FPRI’s public presence grew significantly with over 600 citations and articles in major U.S. media, including the New York Times, Washington Post, and Wall Street Journal, and in foreign media. Clint Watts continued to be a frequent commentator on major television networks and testified in Congress on two important issues: domestic terrorism and the shortfalls in countering terrorism in the homeland, and deep fakes and the dangers they pose to public discourse.
On a personal note, we mourned the loss of two trustee emeriti, Edward L. Snitzer and Graham Humes. Ed served as chairman of our Finance Committee for some years. Even after he rotated off the board, Ed remained a good friend to FPRI. Graham’s health issues prevented him from being active with us the last couple of years, but he nonetheless remained an avid consumer of our written work and a loyal supporter of FPRI until his death.
We lost our dear friend Pina Templeton who passed away after a long illness. The Templeton family has been a part of FPRI for nearly 30 years, with Pina’s husband the late Jack Templeton serving on our board for nearly 25 years. During the years that Jack served as chair of our Annual Dinner, Pina personally picked up the cost of our featured performers from the U.S. Army Band (in addition to their annual exceedingly generous contributions), as she so loved that very patriotic dimension of our dinner. In person, Pina was unassuming, humble, and approachable, and the kind of person everyone should aspire to be. The world will miss her dearly.
I would be remiss if I did not express my deep gratitude to those who have been so generous in providing advice and guidance during my initial months as President, with special thanks to former President Alan Luxenberg and Chairman of the Board Robert L. Freedman.

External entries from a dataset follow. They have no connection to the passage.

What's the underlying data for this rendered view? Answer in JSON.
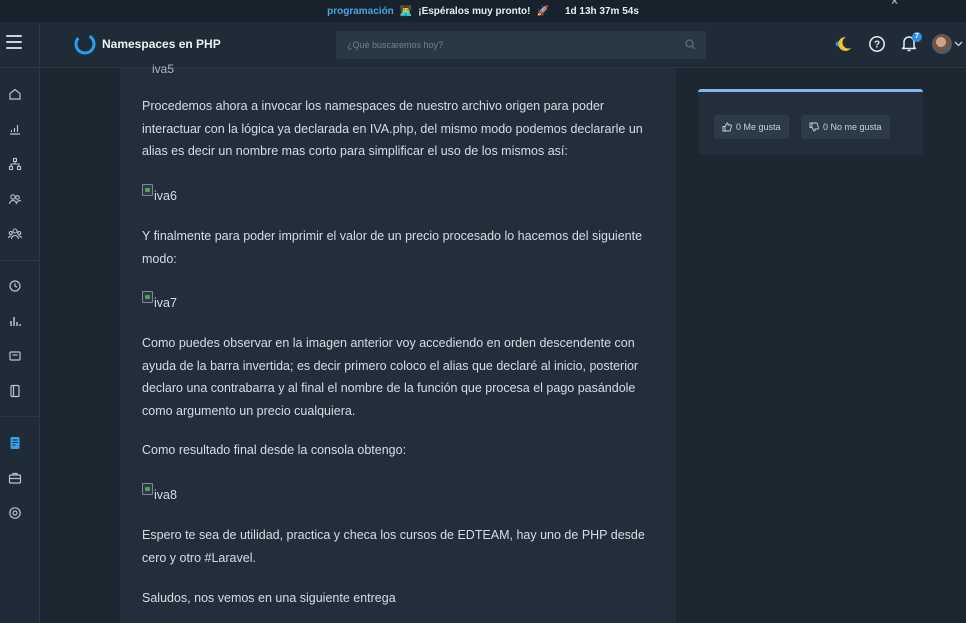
{
  "promo": {
    "highlight": "programación",
    "emoji1": "👨‍💻",
    "text": "¡Espéralos muy pronto!",
    "emoji2": "🚀",
    "countdown": "1d 13h 37m 54s"
  },
  "header": {
    "title": "Namespaces en PHP",
    "search_placeholder": "¿Qué buscaremos hoy?",
    "notification_count": "7"
  },
  "article": {
    "cutoff_text": "iva5",
    "paragraphs": [
      "Procedemos ahora a invocar los namespaces de nuestro archivo origen para poder interactuar con la lógica ya declarada en IVA.php, del mismo modo podemos declararle un alias es decir un nombre mas corto para simplificar el uso de los mismos así:",
      "Y finalmente para poder imprimir el valor de un precio procesado lo hacemos del siguiente modo:",
      "Como puedes observar en la imagen anterior voy accediendo en orden descendente con ayuda de la barra invertida; es decir primero coloco el alias que declaré al inicio, posterior declaro una contrabarra y al final el nombre de la función que procesa el pago pasándole como argumento un precio cualquiera.",
      "Como resultado final desde la consola obtengo:",
      "Espero te sea de utilidad, practica y checa los cursos de EDTEAM, hay uno de PHP  desde cero y otro #Laravel.",
      "Saludos, nos vemos en una siguiente entrega"
    ],
    "images": [
      "iva6",
      "iva7",
      "iva8"
    ]
  },
  "reactions": {
    "like": "0 Me gusta",
    "dislike": "0 No me gusta"
  },
  "colors": {
    "background": "#1c2731",
    "panel": "#222f3b",
    "accent": "#2f8ee0",
    "widget_border": "#7fb7e8"
  }
}
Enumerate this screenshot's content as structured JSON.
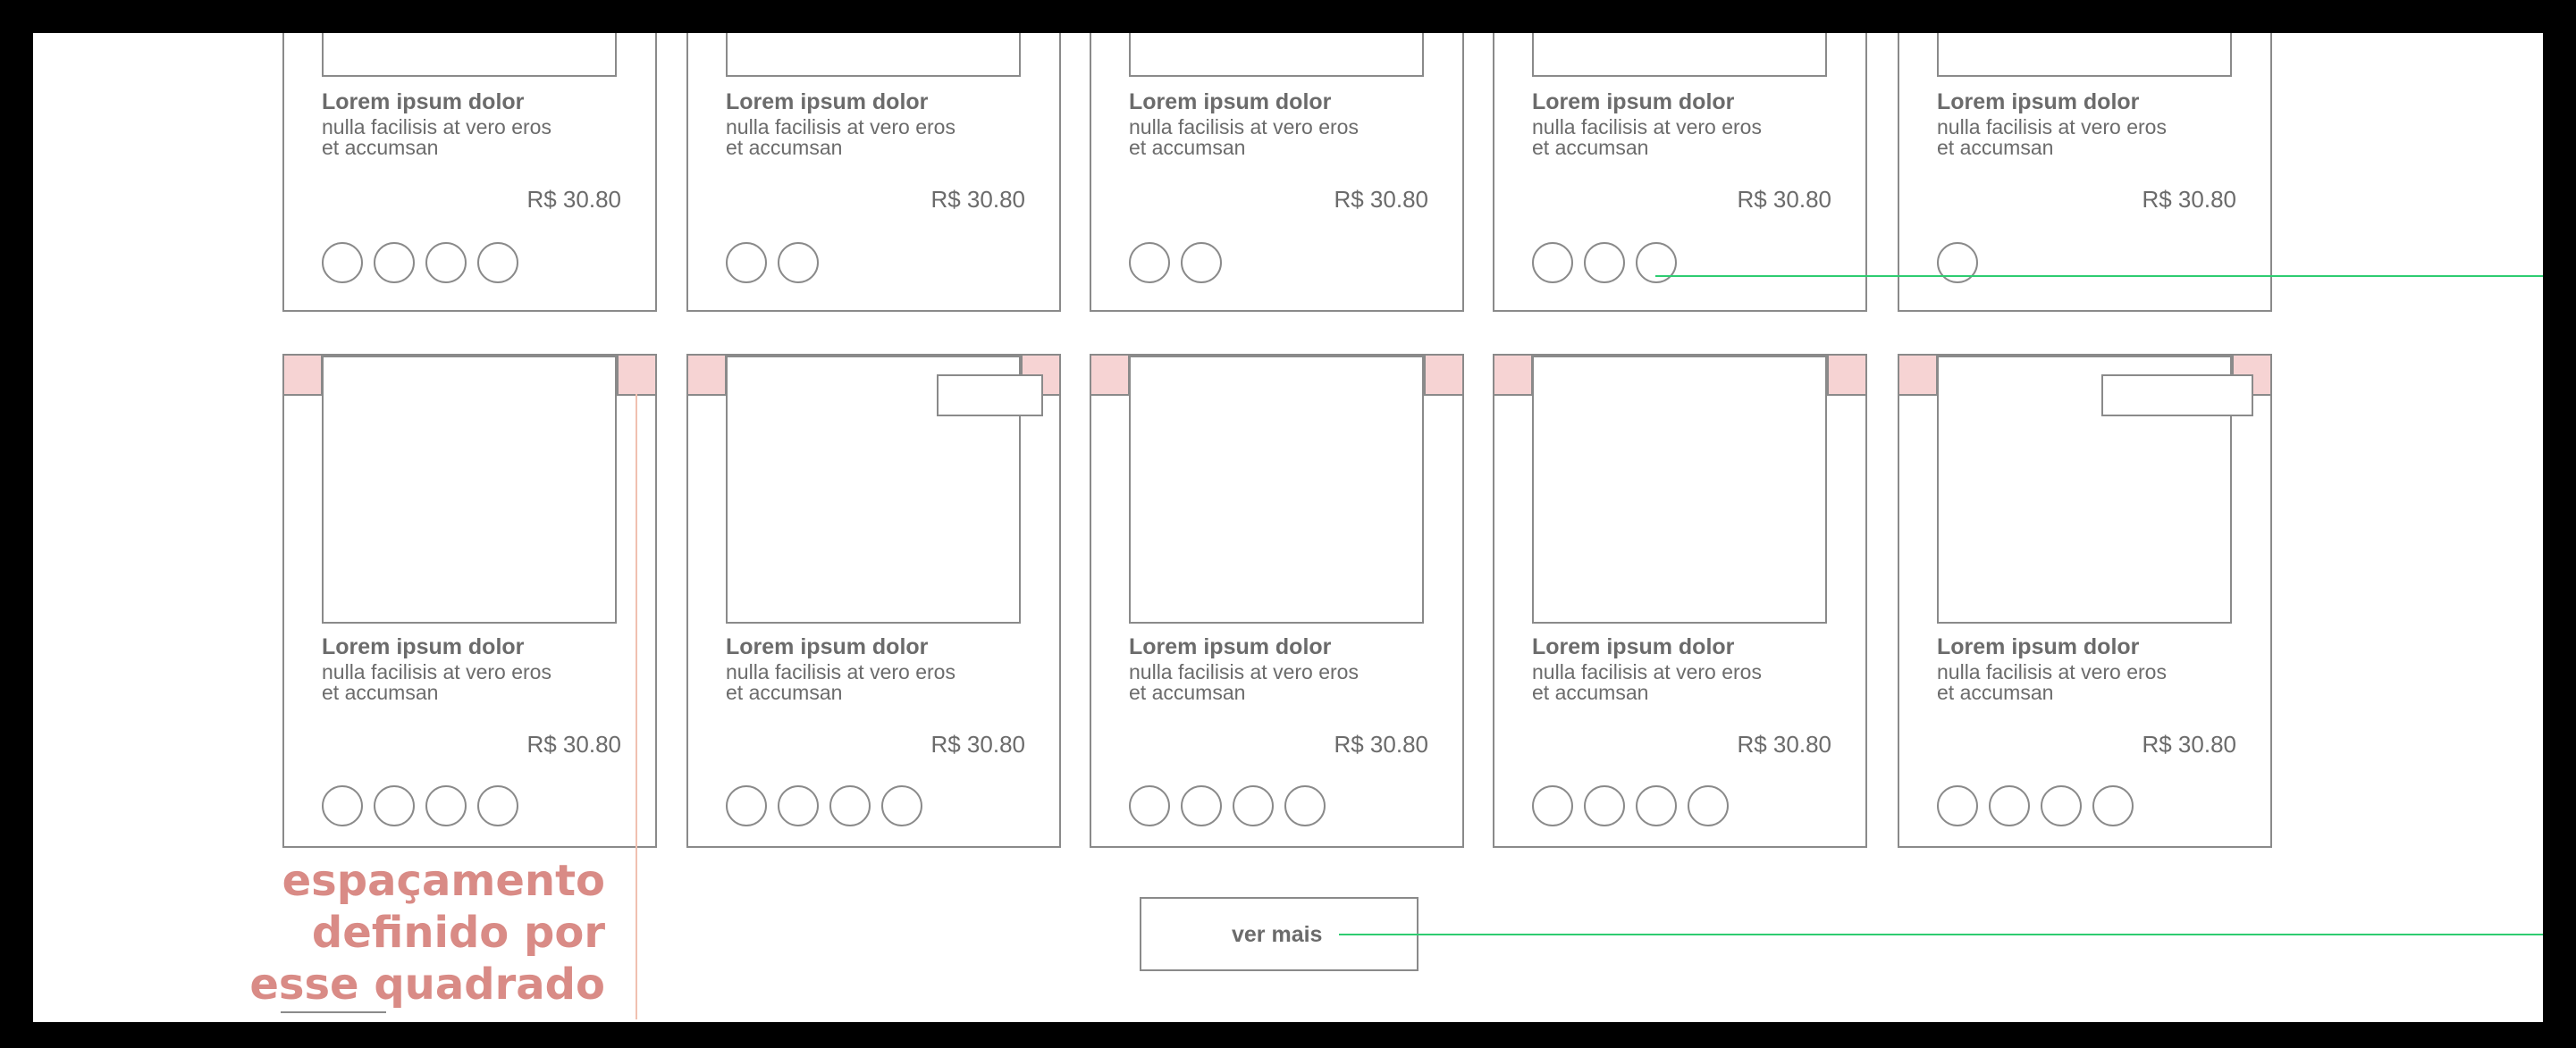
{
  "products_row1": [
    {
      "title": "Lorem ipsum dolor",
      "desc": [
        "nulla facilisis at vero eros",
        "et accumsan"
      ],
      "price": "R$ 30.80",
      "swatch_count": 4
    },
    {
      "title": "Lorem ipsum dolor",
      "desc": [
        "nulla facilisis at vero eros",
        "et accumsan"
      ],
      "price": "R$ 30.80",
      "swatch_count": 2
    },
    {
      "title": "Lorem ipsum dolor",
      "desc": [
        "nulla facilisis at vero eros",
        "et accumsan"
      ],
      "price": "R$ 30.80",
      "swatch_count": 2
    },
    {
      "title": "Lorem ipsum dolor",
      "desc": [
        "nulla facilisis at vero eros",
        "et accumsan"
      ],
      "price": "R$ 30.80",
      "swatch_count": 3
    },
    {
      "title": "Lorem ipsum dolor",
      "desc": [
        "nulla facilisis at vero eros",
        "et accumsan"
      ],
      "price": "R$ 30.80",
      "swatch_count": 1
    }
  ],
  "products_row2": [
    {
      "title": "Lorem ipsum dolor",
      "desc": [
        "nulla facilisis at vero eros",
        "et accumsan"
      ],
      "price": "R$ 30.80",
      "swatch_count": 4,
      "has_tag": false
    },
    {
      "title": "Lorem ipsum dolor",
      "desc": [
        "nulla facilisis at vero eros",
        "et accumsan"
      ],
      "price": "R$ 30.80",
      "swatch_count": 4,
      "has_tag": true
    },
    {
      "title": "Lorem ipsum dolor",
      "desc": [
        "nulla facilisis at vero eros",
        "et accumsan"
      ],
      "price": "R$ 30.80",
      "swatch_count": 4,
      "has_tag": false
    },
    {
      "title": "Lorem ipsum dolor",
      "desc": [
        "nulla facilisis at vero eros",
        "et accumsan"
      ],
      "price": "R$ 30.80",
      "swatch_count": 4,
      "has_tag": false
    },
    {
      "title": "Lorem ipsum dolor",
      "desc": [
        "nulla facilisis at vero eros",
        "et accumsan"
      ],
      "price": "R$ 30.80",
      "swatch_count": 4,
      "has_tag": true
    }
  ],
  "load_more": {
    "label": "ver mais"
  },
  "annotation": {
    "lines": [
      "espaçamento",
      "definido por",
      "esse quadrado"
    ]
  },
  "colors": {
    "frame": "#000000",
    "border": "#8a8a8a",
    "text": "#6b6b6b",
    "padding_marker": "#f6d3d3",
    "annotation": "#d98b86",
    "connector": "#2ecc71"
  }
}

We are deeply grateful to our loyal supporters, without whom we could not fulfill our mission. For those who are newly discovering FPRI, we invite you to get to know us better and I hope to see you (either in person or virtually) at our upcoming events.